While it may not seem like it, the summer is an excellent opportunity for you to teach your children how to become a much better student when the school year rolls around again. Let’s take a look at some of the very simple things you can do to make sure your students, of any age, can do during the summer to help improve their grades.
- Keep them reading – The first, and probably easiest thing, is to make frequent visits to your local library and get your child involved in the Summer Reading Program. Most libraries offer some simple games for children to play based on the number of books they’ve read, or a group of children that meet once a month to have a “book club” style meeting where they discuss books they’ve all read together. If they are not available to you, Barnes and Noble offers something similar. Middle and High school students may feel a little old for this kind of group, but you can find more “grown up” versions of these clubs for them, or you can enroll them in a study skills program where they will teach essential skills like time management and speed reading. While the initial idea of taking a class like this may not appeal to them, by focusing on the idea of teaching them a really useful skill like speed reading, you may be able to get them excited.

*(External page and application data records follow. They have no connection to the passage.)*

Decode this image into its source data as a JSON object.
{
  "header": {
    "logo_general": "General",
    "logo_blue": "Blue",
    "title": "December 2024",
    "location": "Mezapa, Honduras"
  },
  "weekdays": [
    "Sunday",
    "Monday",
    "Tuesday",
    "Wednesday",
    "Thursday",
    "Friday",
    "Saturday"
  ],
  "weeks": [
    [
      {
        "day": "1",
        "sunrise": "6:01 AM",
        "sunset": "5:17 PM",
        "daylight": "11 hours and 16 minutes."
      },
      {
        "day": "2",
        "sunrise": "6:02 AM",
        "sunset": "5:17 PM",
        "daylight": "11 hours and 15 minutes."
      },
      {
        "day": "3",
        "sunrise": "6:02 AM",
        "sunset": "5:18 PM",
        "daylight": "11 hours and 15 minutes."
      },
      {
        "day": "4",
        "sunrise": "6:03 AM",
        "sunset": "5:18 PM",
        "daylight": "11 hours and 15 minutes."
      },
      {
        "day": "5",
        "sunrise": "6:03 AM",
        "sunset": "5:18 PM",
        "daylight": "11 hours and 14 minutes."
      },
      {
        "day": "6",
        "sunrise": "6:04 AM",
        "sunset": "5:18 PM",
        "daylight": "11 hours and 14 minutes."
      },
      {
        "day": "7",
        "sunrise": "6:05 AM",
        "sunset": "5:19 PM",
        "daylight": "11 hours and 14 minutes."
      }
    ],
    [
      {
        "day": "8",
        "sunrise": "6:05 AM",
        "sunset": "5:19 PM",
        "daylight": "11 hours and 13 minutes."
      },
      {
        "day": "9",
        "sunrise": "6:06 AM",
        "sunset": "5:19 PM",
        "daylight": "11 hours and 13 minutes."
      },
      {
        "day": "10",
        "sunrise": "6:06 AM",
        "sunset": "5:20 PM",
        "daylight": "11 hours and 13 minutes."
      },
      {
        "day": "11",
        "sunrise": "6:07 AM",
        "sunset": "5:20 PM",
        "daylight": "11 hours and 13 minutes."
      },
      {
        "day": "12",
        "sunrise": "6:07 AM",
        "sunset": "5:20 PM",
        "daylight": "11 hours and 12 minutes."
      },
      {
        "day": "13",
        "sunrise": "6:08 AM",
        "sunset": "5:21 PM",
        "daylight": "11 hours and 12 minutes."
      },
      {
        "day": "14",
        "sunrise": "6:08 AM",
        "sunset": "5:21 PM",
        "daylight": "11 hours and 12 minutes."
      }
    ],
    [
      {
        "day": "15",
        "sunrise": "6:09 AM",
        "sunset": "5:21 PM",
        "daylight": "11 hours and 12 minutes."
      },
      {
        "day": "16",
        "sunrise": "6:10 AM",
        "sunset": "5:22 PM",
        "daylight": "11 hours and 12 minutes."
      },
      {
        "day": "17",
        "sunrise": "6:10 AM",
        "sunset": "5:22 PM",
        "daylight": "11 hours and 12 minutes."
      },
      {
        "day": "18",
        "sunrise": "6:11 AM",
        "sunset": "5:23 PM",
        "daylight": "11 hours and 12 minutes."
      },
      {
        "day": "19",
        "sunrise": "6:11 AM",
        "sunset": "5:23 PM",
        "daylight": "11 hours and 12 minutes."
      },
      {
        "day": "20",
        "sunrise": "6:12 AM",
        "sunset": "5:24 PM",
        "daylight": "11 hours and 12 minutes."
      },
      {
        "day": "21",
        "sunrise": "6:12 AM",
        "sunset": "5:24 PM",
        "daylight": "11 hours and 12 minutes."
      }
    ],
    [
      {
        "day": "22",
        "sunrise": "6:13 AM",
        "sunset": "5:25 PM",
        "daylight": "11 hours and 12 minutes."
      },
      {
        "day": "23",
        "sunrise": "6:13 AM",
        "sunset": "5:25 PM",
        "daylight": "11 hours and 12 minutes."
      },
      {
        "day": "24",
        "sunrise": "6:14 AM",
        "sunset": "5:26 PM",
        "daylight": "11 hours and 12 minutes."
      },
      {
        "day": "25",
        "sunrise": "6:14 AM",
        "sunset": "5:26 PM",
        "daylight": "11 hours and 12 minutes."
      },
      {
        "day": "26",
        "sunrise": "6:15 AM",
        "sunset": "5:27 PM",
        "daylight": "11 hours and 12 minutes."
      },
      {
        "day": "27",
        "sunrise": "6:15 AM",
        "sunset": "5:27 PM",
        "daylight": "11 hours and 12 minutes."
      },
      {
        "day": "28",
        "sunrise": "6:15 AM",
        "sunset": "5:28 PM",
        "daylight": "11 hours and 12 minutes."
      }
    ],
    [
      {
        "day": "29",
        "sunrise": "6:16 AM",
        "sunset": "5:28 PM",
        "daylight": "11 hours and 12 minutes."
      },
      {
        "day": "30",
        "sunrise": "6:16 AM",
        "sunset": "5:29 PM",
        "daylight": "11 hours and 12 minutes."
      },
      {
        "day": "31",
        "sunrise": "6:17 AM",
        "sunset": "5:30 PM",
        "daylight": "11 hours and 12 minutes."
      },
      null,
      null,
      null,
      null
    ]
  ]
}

- Teach them about managing money and taking responsibility – Let your children make good use of budgeting and money management skills by giving them a “checkbook” that they can use to purchase groceries and other essentials over the course of a month or a summer. This can essentially be the same amount of money you’d normally spend on them during the same time period, but by letting them manage a small part of it themselves, you are teaching good decision making skills, money-management, basic accounting, nutrition, and planning for the future. To manage this, simply let your child fill his or her own basket at the supermarket and check out twice, and give them a small supply of cash. During this time, they pay for everything they do themselves. You’ll still want to go with them through the store so that they don’t come home with nothing more than a basket full of ice cream, but if managed well, this can turn into a very valuable learning experience for young children of any age, and gives you lots of opportunities to teach them about things like coupons, bank accounts, and how to manage money. Sometimes, you’ll even end up saving money since they’ll do such a good job!

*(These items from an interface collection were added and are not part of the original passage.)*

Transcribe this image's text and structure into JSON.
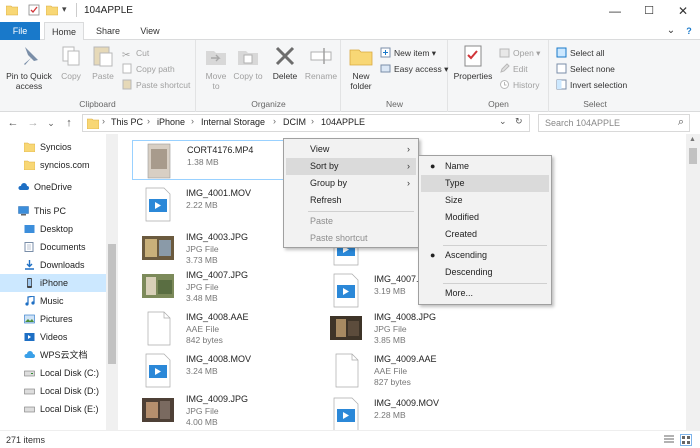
{
  "window": {
    "title": "104APPLE",
    "minimize_glyph": "—",
    "maximize_glyph": "☐",
    "close_glyph": "✕"
  },
  "quick_access": {
    "icons": [
      "folder-icon",
      "properties-check-icon",
      "new-folder-icon",
      "dropdown-arrow-icon"
    ],
    "dropdown_glyph": "▾"
  },
  "tabs": [
    {
      "label": "File"
    },
    {
      "label": "Home"
    },
    {
      "label": "Share"
    },
    {
      "label": "View"
    }
  ],
  "ribbon": {
    "expand_glyph": "⌄",
    "help_glyph": "?",
    "clipboard": {
      "label": "Clipboard",
      "pin": "Pin to Quick access",
      "copy": "Copy",
      "paste": "Paste",
      "cut": "Cut",
      "copy_path": "Copy path",
      "paste_shortcut": "Paste shortcut"
    },
    "organize": {
      "label": "Organize",
      "move_to": "Move to",
      "copy_to": "Copy to",
      "delete": "Delete",
      "rename": "Rename"
    },
    "new": {
      "label": "New",
      "new_folder": "New folder",
      "new_item": "New item",
      "easy_access": "Easy access"
    },
    "open": {
      "label": "Open",
      "properties": "Properties",
      "open": "Open",
      "edit": "Edit",
      "history": "History"
    },
    "select": {
      "label": "Select",
      "select_all": "Select all",
      "select_none": "Select none",
      "invert": "Invert selection"
    }
  },
  "address": {
    "back_glyph": "←",
    "forward_glyph": "→",
    "recent_glyph": "⌄",
    "up_glyph": "↑",
    "refresh_glyph": "↻",
    "dropdown_glyph": "⌄",
    "separator": "›",
    "crumbs": [
      "This PC",
      "iPhone",
      "Internal Storage",
      "DCIM",
      "104APPLE"
    ],
    "search_placeholder": "Search 104APPLE",
    "search_glyph": "⌕"
  },
  "nav": [
    {
      "label": "Syncios",
      "icon": "folder-icon"
    },
    {
      "label": "syncios.com",
      "icon": "folder-icon"
    },
    {
      "label": "OneDrive",
      "icon": "cloud-icon"
    },
    {
      "label": "This PC",
      "icon": "computer-icon"
    },
    {
      "label": "Desktop",
      "icon": "desktop-icon"
    },
    {
      "label": "Documents",
      "icon": "documents-icon"
    },
    {
      "label": "Downloads",
      "icon": "downloads-icon"
    },
    {
      "label": "iPhone",
      "icon": "phone-icon"
    },
    {
      "label": "Music",
      "icon": "music-icon"
    },
    {
      "label": "Pictures",
      "icon": "pictures-icon"
    },
    {
      "label": "Videos",
      "icon": "videos-icon"
    },
    {
      "label": "WPS云文档",
      "icon": "cloud-doc-icon"
    },
    {
      "label": "Local Disk (C:)",
      "icon": "disk-icon"
    },
    {
      "label": "Local Disk (D:)",
      "icon": "disk-icon"
    },
    {
      "label": "Local Disk (E:)",
      "icon": "disk-icon"
    }
  ],
  "files": [
    {
      "name": "CORT4176.MP4",
      "type": "",
      "size": "1.38 MB",
      "kind": "photo"
    },
    {
      "name": "IMG_4001.MOV",
      "type": "",
      "size": "2.22 MB",
      "kind": "video"
    },
    {
      "name": "IMG_4003.JPG",
      "type": "JPG File",
      "size": "3.73 MB",
      "kind": "photo"
    },
    {
      "name": "IMG_4007.JPG",
      "type": "JPG File",
      "size": "3.48 MB",
      "kind": "photo"
    },
    {
      "name": "IMG_4008.AAE",
      "type": "AAE File",
      "size": "842 bytes",
      "kind": "doc"
    },
    {
      "name": "IMG_4008.MOV",
      "type": "",
      "size": "3.24 MB",
      "kind": "video"
    },
    {
      "name": "IMG_4009.JPG",
      "type": "JPG File",
      "size": "4.00 MB",
      "kind": "photo"
    },
    {
      "name": "",
      "type": "",
      "size": "3.29 MB",
      "kind": "video"
    },
    {
      "name": "IMG_4007.MOV",
      "type": "",
      "size": "3.19 MB",
      "kind": "video"
    },
    {
      "name": "IMG_4008.JPG",
      "type": "JPG File",
      "size": "3.85 MB",
      "kind": "photo"
    },
    {
      "name": "IMG_4009.AAE",
      "type": "AAE File",
      "size": "827 bytes",
      "kind": "doc"
    },
    {
      "name": "IMG_4009.MOV",
      "type": "",
      "size": "2.28 MB",
      "kind": "video"
    }
  ],
  "status": {
    "items": "271 items"
  },
  "context_menu": {
    "items": [
      {
        "label": "View",
        "arrow": "›",
        "disabled": false
      },
      {
        "label": "Sort by",
        "arrow": "›",
        "disabled": false
      },
      {
        "label": "Group by",
        "arrow": "›",
        "disabled": false
      },
      {
        "label": "Refresh",
        "arrow": "",
        "disabled": false
      },
      {
        "label": "Paste",
        "arrow": "",
        "disabled": true
      },
      {
        "label": "Paste shortcut",
        "arrow": "",
        "disabled": true
      }
    ]
  },
  "sort_menu": {
    "bullet": "●",
    "items": [
      {
        "label": "Name",
        "checked": true
      },
      {
        "label": "Type",
        "checked": false
      },
      {
        "label": "Size",
        "checked": false
      },
      {
        "label": "Modified",
        "checked": false
      },
      {
        "label": "Created",
        "checked": false
      },
      {
        "label": "Ascending",
        "checked": true
      },
      {
        "label": "Descending",
        "checked": false
      },
      {
        "label": "More...",
        "checked": false
      }
    ]
  },
  "colors": {
    "file_tab": "#1979ca",
    "selection": "#cce8ff",
    "video_blue": "#2b88d8",
    "folder_yellow": "#f8d775",
    "delete_red": "#d13438"
  }
}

- Get them involved with a garden – If you have a yard, involve your children in planting a small vegetable garden. Simply spending a few hours a week doing this will give them an opportunity to take ownership over some aspect of the household chores. You can also use this time to teach them more about measurement (weighing in and measuring the fruits and veggies), nutrition (how healthy are these vegetables?), cooking (if you plan a “pasta garden” or a “pizza garden,” you can make a whole meal of it!), and of course, biology (these are plants after all). If you have a small area in the backyard, then this is ideal, but if not, there are some park districts or village halls that will rent out small plots of land for a very small price (less than $50 for the whole summer in some areas), on which you will be allowed to plant whatever you’d like. Even a simple window planter can give you some freedom and flexibility. For some basic ideas, try this site.
- Develop a rainy day strategy – The ideal time for students to be exposed to “lessons” during the summer time is when it’s raining, and many of their favorite activities are gone for the day. If you are home with them, you could supervise them while experimenting with a new recipe for lunch, or when baking cookies. Alternatively, there are lots of great educational and cultural videos you can show to your children including symphony performances, old movies, and documentaries which may interest them. Having your children practice a play, skit or musical performance is also an idea – it can be performed in front of the whole family on your annual Labor Day barbeque!
No matter what you choose to do with your children during the summer, remember, it should be fun, and educational. The fun aspect will get them excited and interested, but it is the educational aspect that makes it truly beneficial for them, and will give you an opportunity to teach them some of those essential life lessons that they never get to experience in school. Overall, these activities make for a great summer experience that’s fun for you, and for them.